The very last Victoria Cross awarded to a soldier in the European theatre of World War II was to Edward Colquhoun Charlton of the Irish Guards for actions on the 21st April 1945. Charlton was born on 15th June 1920 and had lived at 12 Basford Road, Old Trafford in Manchester

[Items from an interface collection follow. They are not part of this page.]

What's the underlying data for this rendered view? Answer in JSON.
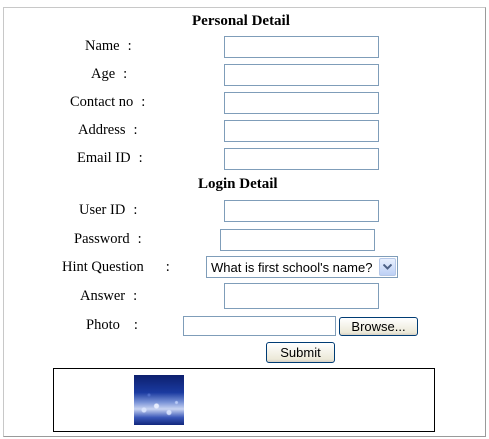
{
  "personal": {
    "heading": "Personal Detail",
    "name_label": "Name",
    "age_label": "Age",
    "contact_label": "Contact no",
    "address_label": "Address",
    "email_label": "Email ID",
    "name_value": "",
    "age_value": "",
    "contact_value": "",
    "address_value": "",
    "email_value": ""
  },
  "login": {
    "heading": "Login Detail",
    "userid_label": "User ID",
    "password_label": "Password",
    "hint_label": "Hint Question",
    "answer_label": "Answer",
    "photo_label": "Photo",
    "userid_value": "",
    "password_value": "",
    "hint_selected": "What is first school's name?",
    "answer_value": "",
    "photo_value": ""
  },
  "colon": ":",
  "buttons": {
    "browse": "Browse...",
    "submit": "Submit"
  },
  "icons": {
    "dropdown": "chevron-down-icon",
    "photo_preview": "photo-thumbnail"
  },
  "colors": {
    "input_border": "#7f9db9",
    "button_border": "#003c74"
  }
}
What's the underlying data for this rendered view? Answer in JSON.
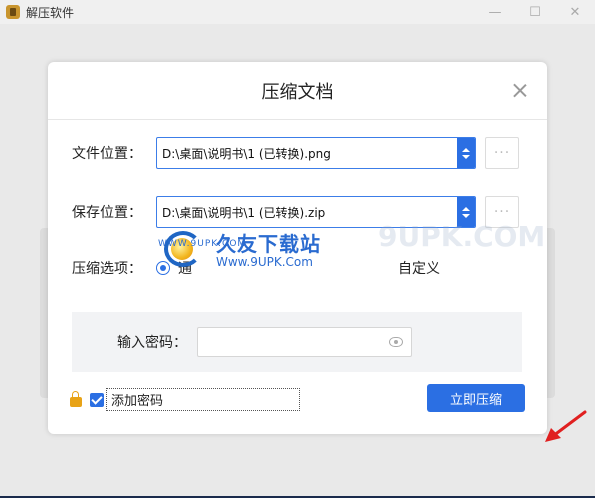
{
  "app": {
    "title": "解压软件",
    "window_controls": [
      "—",
      "☐",
      "✕"
    ]
  },
  "dialog": {
    "title": "压缩文档",
    "file_location": {
      "label": "文件位置：",
      "value": "D:\\桌面\\说明书\\1 (已转换).png",
      "more": "···"
    },
    "save_location": {
      "label": "保存位置：",
      "value": "D:\\桌面\\说明书\\1 (已转换).zip",
      "more": "···"
    },
    "compress_options": {
      "label": "压缩选项：",
      "option_default": "通",
      "option_custom": "自定义"
    },
    "password": {
      "label": "输入密码：",
      "placeholder": ""
    },
    "add_password_label": "添加密码",
    "submit_label": "立即压缩"
  },
  "watermark": {
    "small": "WWW.9UPK.COM",
    "cn": "久友下载站",
    "url": "Www.9UPK.Com",
    "ghost": "9UPK.COM"
  },
  "colors": {
    "accent": "#2b6fe3",
    "lock": "#e8a317",
    "arrow": "#e02020"
  }
}
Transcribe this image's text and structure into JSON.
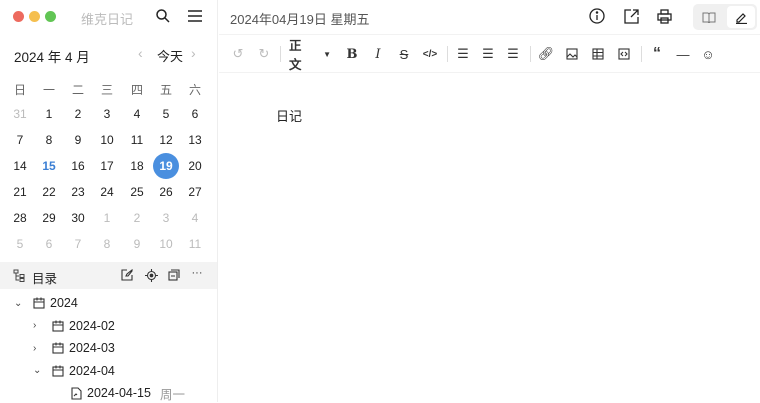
{
  "app": {
    "title": "维克日记"
  },
  "header": {
    "date_title": "2024年04月19日 星期五"
  },
  "calendar": {
    "month_label": "2024 年 4 月",
    "today_button": "今天",
    "weekdays": [
      "日",
      "一",
      "二",
      "三",
      "四",
      "五",
      "六"
    ],
    "weeks": [
      [
        [
          "31",
          1
        ],
        [
          "1",
          0
        ],
        [
          "2",
          0
        ],
        [
          "3",
          0
        ],
        [
          "4",
          0
        ],
        [
          "5",
          0
        ],
        [
          "6",
          0
        ]
      ],
      [
        [
          "7",
          0
        ],
        [
          "8",
          0
        ],
        [
          "9",
          0
        ],
        [
          "10",
          0
        ],
        [
          "11",
          0
        ],
        [
          "12",
          0
        ],
        [
          "13",
          0
        ]
      ],
      [
        [
          "14",
          0
        ],
        [
          "15",
          2
        ],
        [
          "16",
          0
        ],
        [
          "17",
          0
        ],
        [
          "18",
          0
        ],
        [
          "19",
          3
        ],
        [
          "20",
          0
        ]
      ],
      [
        [
          "21",
          0
        ],
        [
          "22",
          0
        ],
        [
          "23",
          0
        ],
        [
          "24",
          0
        ],
        [
          "25",
          0
        ],
        [
          "26",
          0
        ],
        [
          "27",
          0
        ]
      ],
      [
        [
          "28",
          0
        ],
        [
          "29",
          0
        ],
        [
          "30",
          0
        ],
        [
          "1",
          1
        ],
        [
          "2",
          1
        ],
        [
          "3",
          1
        ],
        [
          "4",
          1
        ]
      ],
      [
        [
          "5",
          1
        ],
        [
          "6",
          1
        ],
        [
          "7",
          1
        ],
        [
          "8",
          1
        ],
        [
          "9",
          1
        ],
        [
          "10",
          1
        ],
        [
          "11",
          1
        ]
      ]
    ]
  },
  "outline": {
    "title": "目录",
    "items": [
      {
        "label": "2024",
        "level": 0,
        "expanded": true,
        "type": "folder"
      },
      {
        "label": "2024-02",
        "level": 1,
        "expanded": false,
        "type": "folder"
      },
      {
        "label": "2024-03",
        "level": 1,
        "expanded": false,
        "type": "folder"
      },
      {
        "label": "2024-04",
        "level": 1,
        "expanded": true,
        "type": "folder"
      },
      {
        "label": "2024-04-15",
        "suffix": "周一",
        "level": 2,
        "type": "file"
      }
    ]
  },
  "toolbar": {
    "paragraph_style": "正文"
  },
  "editor": {
    "content": "日记"
  },
  "colors": {
    "accent": "#4a8fdf",
    "today": "#3b7fd4"
  }
}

On the morning of 21st April 1945, Guardsman Charlton was co-driver in one tank of a troop, which, with a platoon of infantry seized the village of Wistedt. Shortly afterwards, the enemey attacked this position under cover of an artillery concentration and in great strength, comprising as it later transpired a battalion of the 15th Panzer Grenadiers supported by six self-propelled guns. All the tanks, including Guardsman Charlton's, were hit, the infantry were hard pressed and in danger of being over-run. Thereupon, entirely on his own initiative, Guardsman Charlton decided to counter-attack the enemy. Quickly recovering the Browning from his damaged tank, he advanced up the road and in full view of the enemy, fired the Browning from his hip. Such was the boldness of his attack and the intensity of his fire that he halted the leading enemy company, inflicting heavy casualties on them. This effort at the same time brought much needed relief to our own infantry.
For ten minutes Guardsman Charlton fired in this manner until wounded in the left arm. Immediately, despite intense enemy fire, he mounted his machine-gun on a nearby fence which he used to support his wounded left arm. He stood firing thus for a further ten minutes until he was again hit in the left arm, which fell away shattered and useless. Although twice wounded and suffering from loss of blood, Guardsman Charlton again lifted his machine-gun on to the fence, now having only one arm with which to fire and reload. Nevertheless, he still continued to inflict casualties on the enemy until finally he was hit for the third time and collapsed. He died later in enemy hands. The heroism and determination of this Guardsman in his self-imposed task were beyond all praise. Even his German captors were amazed at his valour. Guardsman Charlton's courageous and self-sacrificing action not only inflicted extemely heavy casualties on the enemy and retrieved his comrades from a desperate situation, he also enabled the position to be speedily recaptured.


Charlton was not mentioned in the battalion's war diary because apart from the troop commander all the tank commanders had been either captured or kllled and most other witnesses close to the site of Charlton's exploit were also captured. The Germans who made them prisoner were sailors who had been based on the Kiel Canal. The first indication of the extent of Charlton's bravery came to light when several guardsmen taken prisoner were released from POW camps on 28 April 1945 and confirmation of his death came when his grave was discovered after the war.


When Sergeant Jim Connolly, one of Charlton's comrades, was released from the POW camp he reported Charlton's gallantry to a staff liaison officer, repeating what a German officer had told him after Charlton's capture. His daring and bravery had astonished the enemy. Back in Britain, Connolly made a further report to the OC Guards Depot at Tring and for good measure repeated it to Captain Parker at No. 9 RAOC Company at Thetford.


A condition of the award is that an exploit must have been witnessed by at least two other individuals. Proof of Charlton's exploit was found in accounts taken from German prisoners of war who spoke of a lone guardsman who stood in front of three burning tanks and held up a battalion of German infantry, obviously buying time for his comrades to reorganise themselves. Gradually the full story of Charlton's valour came out and was recognised. His VC was gazetted in what was to be the final wartime honours list, on 2nd May 1946.


Guardsman Edward Charlton is buried in the Commonwealth War Graves Commission Cemetery at Soltau, Germany, close to the grave of Captain Ian Liddell VC. On 28th May 1946, at the opening of the Household Brigade War Memorial Cloister at the Guards Chapel, Wellington Barracks, London, Charlton's mother presented his VC to the Irish Guards for permanent safekeeping.